(Available records begins)

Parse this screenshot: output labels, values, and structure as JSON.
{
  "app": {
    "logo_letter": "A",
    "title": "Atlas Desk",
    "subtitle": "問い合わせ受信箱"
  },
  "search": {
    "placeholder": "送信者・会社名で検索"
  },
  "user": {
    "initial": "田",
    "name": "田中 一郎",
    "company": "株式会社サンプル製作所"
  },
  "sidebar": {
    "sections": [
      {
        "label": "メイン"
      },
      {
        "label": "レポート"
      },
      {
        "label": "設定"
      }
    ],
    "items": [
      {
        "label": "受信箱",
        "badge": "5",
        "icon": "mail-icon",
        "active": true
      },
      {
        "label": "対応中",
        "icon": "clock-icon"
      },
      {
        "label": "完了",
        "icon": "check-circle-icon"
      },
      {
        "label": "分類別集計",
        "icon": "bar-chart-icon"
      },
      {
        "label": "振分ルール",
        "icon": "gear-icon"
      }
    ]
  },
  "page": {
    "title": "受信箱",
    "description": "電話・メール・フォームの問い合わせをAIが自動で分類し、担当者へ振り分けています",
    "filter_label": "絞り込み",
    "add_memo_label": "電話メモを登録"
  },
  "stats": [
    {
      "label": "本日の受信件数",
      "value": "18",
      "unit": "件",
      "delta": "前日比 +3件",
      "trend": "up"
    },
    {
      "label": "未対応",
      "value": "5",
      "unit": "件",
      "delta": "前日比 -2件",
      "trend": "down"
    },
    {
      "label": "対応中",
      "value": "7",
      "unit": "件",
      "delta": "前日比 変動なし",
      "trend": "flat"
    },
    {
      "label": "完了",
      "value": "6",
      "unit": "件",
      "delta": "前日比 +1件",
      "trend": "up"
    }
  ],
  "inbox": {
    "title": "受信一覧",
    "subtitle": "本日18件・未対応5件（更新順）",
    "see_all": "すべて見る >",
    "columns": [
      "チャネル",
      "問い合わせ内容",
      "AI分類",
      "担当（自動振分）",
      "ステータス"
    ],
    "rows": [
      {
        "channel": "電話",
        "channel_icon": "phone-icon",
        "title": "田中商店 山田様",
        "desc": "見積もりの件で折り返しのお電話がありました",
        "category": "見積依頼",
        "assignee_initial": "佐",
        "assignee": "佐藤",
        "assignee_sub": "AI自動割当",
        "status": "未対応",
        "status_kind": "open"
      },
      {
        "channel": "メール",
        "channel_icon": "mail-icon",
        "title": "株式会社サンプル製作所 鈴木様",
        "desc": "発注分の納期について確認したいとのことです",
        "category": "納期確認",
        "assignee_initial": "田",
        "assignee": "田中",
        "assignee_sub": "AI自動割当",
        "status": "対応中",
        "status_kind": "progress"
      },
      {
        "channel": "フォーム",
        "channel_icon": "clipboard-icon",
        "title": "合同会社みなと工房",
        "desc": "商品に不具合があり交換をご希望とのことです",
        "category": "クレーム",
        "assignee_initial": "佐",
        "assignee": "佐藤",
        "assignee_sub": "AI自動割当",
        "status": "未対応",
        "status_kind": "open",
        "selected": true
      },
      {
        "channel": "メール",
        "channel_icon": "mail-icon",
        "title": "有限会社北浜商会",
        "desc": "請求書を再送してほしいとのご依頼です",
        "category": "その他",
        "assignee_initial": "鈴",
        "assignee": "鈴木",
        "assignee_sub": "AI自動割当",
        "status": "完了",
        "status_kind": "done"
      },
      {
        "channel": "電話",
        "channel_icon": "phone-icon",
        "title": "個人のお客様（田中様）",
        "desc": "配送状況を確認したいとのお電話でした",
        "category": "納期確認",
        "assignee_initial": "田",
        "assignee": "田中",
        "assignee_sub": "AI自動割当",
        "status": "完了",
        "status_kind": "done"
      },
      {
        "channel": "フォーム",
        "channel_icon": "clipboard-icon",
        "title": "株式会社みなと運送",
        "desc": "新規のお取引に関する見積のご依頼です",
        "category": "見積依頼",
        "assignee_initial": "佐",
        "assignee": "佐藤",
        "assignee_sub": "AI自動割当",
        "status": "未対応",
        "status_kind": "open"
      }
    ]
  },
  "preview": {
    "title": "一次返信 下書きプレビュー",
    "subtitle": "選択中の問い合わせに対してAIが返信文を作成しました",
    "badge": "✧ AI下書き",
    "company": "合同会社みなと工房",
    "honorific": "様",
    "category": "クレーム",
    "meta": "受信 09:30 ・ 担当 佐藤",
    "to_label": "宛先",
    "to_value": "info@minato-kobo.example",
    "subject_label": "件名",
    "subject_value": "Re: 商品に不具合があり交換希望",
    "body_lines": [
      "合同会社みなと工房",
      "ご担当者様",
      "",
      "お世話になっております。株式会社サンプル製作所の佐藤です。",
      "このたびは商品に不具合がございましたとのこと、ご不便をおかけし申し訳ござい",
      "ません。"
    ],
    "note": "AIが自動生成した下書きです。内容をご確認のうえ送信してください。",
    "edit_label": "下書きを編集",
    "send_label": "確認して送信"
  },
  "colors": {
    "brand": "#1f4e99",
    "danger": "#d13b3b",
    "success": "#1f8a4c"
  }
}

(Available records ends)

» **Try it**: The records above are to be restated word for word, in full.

» **Response to the exercise**:
Parse this screenshot: output labels, values, and structure as JSON.
{
  "app": {
    "logo_letter": "A",
    "title": "Atlas Desk",
    "subtitle": "問い合わせ受信箱"
  },
  "search": {
    "placeholder": "送信者・会社名で検索"
  },
  "user": {
    "initial": "田",
    "name": "田中 一郎",
    "company": "株式会社サンプル製作所"
  },
  "sidebar": {
    "sections": [
      {
        "label": "メイン"
      },
      {
        "label": "レポート"
      },
      {
        "label": "設定"
      }
    ],
    "items": [
      {
        "label": "受信箱",
        "badge": "5",
        "icon": "mail-icon",
        "active": true
      },
      {
        "label": "対応中",
        "icon": "clock-icon"
      },
      {
        "label": "完了",
        "icon": "check-circle-icon"
      },
      {
        "label": "分類別集計",
        "icon": "bar-chart-icon"
      },
      {
        "label": "振分ルール",
        "icon": "gear-icon"
      }
    ]
  },
  "page": {
    "title": "受信箱",
    "description": "電話・メール・フォームの問い合わせをAIが自動で分類し、担当者へ振り分けています",
    "filter_label": "絞り込み",
    "add_memo_label": "電話メモを登録"
  },
  "stats": [
    {
      "label": "本日の受信件数",
      "value": "18",
      "unit": "件",
      "delta": "前日比 +3件",
      "trend": "up"
    },
    {
      "label": "未対応",
      "value": "5",
      "unit": "件",
      "delta": "前日比 -2件",
      "trend": "down"
    },
    {
      "label": "対応中",
      "value": "7",
      "unit": "件",
      "delta": "前日比 変動なし",
      "trend": "flat"
    },
    {
      "label": "完了",
      "value": "6",
      "unit": "件",
      "delta": "前日比 +1件",
      "trend": "up"
    }
  ],
  "inbox": {
    "title": "受信一覧",
    "subtitle": "本日18件・未対応5件（更新順）",
    "see_all": "すべて見る >",
    "columns": [
      "チャネル",
      "問い合わせ内容",
      "AI分類",
      "担当（自動振分）",
      "ステータス"
    ],
    "rows": [
      {
        "channel": "電話",
        "channel_icon": "phone-icon",
        "title": "田中商店 山田様",
        "desc": "見積もりの件で折り返しのお電話がありました",
        "category": "見積依頼",
        "assignee_initial": "佐",
        "assignee": "佐藤",
        "assignee_sub": "AI自動割当",
        "status": "未対応",
        "status_kind": "open"
      },
      {
        "channel": "メール",
        "channel_icon": "mail-icon",
        "title": "株式会社サンプル製作所 鈴木様",
        "desc": "発注分の納期について確認したいとのことです",
        "category": "納期確認",
        "assignee_initial": "田",
        "assignee": "田中",
        "assignee_sub": "AI自動割当",
        "status": "対応中",
        "status_kind": "progress"
      },
      {
        "channel": "フォーム",
        "channel_icon": "clipboard-icon",
        "title": "合同会社みなと工房",
        "desc": "商品に不具合があり交換をご希望とのことです",
        "category": "クレーム",
        "assignee_initial": "佐",
        "assignee": "佐藤",
        "assignee_sub": "AI自動割当",
        "status": "未対応",
        "status_kind": "open",
        "selected": true
      },
      {
        "channel": "メール",
        "channel_icon": "mail-icon",
        "title": "有限会社北浜商会",
        "desc": "請求書を再送してほしいとのご依頼です",
        "category": "その他",
        "assignee_initial": "鈴",
        "assignee": "鈴木",
        "assignee_sub": "AI自動割当",
        "status": "完了",
        "status_kind": "done"
      },
      {
        "channel": "電話",
        "channel_icon": "phone-icon",
        "title": "個人のお客様（田中様）",
        "desc": "配送状況を確認したいとのお電話でした",
        "category": "納期確認",
        "assignee_initial": "田",
        "assignee": "田中",
        "assignee_sub": "AI自動割当",
        "status": "完了",
        "status_kind": "done"
      },
      {
        "channel": "フォーム",
        "channel_icon": "clipboard-icon",
        "title": "株式会社みなと運送",
        "desc": "新規のお取引に関する見積のご依頼です",
        "category": "見積依頼",
        "assignee_initial": "佐",
        "assignee": "佐藤",
        "assignee_sub": "AI自動割当",
        "status": "未対応",
        "status_kind": "open"
      }
    ]
  },
  "preview": {
    "title": "一次返信 下書きプレビュー",
    "subtitle": "選択中の問い合わせに対してAIが返信文を作成しました",
    "badge": "✧ AI下書き",
    "company": "合同会社みなと工房",
    "honorific": "様",
    "category": "クレーム",
    "meta": "受信 09:30 ・ 担当 佐藤",
    "to_label": "宛先",
    "to_value": "info@minato-kobo.example",
    "subject_label": "件名",
    "subject_value": "Re: 商品に不具合があり交換希望",
    "body_lines": [
      "合同会社みなと工房",
      "ご担当者様",
      "",
      "お世話になっております。株式会社サンプル製作所の佐藤です。",
      "このたびは商品に不具合がございましたとのこと、ご不便をおかけし申し訳ござい",
      "ません。"
    ],
    "note": "AIが自動生成した下書きです。内容をご確認のうえ送信してください。",
    "edit_label": "下書きを編集",
    "send_label": "確認して送信"
  },
  "colors": {
    "brand": "#1f4e99",
    "danger": "#d13b3b",
    "success": "#1f8a4c"
  }
}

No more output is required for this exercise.